─── Stored data

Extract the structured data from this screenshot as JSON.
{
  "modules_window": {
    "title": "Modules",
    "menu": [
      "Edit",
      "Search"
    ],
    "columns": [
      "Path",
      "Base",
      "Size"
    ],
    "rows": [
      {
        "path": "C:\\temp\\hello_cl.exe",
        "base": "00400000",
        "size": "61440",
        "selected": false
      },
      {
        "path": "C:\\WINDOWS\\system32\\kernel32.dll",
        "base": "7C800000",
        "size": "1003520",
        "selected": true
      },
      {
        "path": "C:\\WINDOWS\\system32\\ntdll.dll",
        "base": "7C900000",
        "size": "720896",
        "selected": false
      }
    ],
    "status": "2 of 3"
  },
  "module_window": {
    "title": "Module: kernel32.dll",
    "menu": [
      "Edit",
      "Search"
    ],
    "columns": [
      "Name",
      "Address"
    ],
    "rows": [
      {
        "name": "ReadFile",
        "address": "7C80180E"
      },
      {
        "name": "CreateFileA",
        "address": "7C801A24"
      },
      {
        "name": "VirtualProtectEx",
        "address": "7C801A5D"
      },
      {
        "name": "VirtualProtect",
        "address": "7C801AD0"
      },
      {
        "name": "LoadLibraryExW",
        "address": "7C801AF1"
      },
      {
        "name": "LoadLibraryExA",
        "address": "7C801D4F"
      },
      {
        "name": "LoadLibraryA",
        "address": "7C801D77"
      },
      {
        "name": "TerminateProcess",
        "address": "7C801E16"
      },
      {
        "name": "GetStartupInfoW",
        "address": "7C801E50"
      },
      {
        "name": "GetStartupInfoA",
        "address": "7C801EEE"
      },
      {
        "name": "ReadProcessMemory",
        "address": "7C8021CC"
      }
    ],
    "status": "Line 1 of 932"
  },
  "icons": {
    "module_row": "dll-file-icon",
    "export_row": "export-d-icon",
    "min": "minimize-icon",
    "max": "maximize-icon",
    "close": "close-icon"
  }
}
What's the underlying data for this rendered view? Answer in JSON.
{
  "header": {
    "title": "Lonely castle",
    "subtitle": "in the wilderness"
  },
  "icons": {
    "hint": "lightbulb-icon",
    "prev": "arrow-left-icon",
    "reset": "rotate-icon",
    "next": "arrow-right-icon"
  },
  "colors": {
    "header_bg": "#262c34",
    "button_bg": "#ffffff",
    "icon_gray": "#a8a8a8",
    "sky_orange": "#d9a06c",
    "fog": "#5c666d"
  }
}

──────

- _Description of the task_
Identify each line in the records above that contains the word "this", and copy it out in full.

- _Exercise response_
Extract the structured data from this screenshot as JSON.
What's the underlying data for this rendered view? Answer in JSON.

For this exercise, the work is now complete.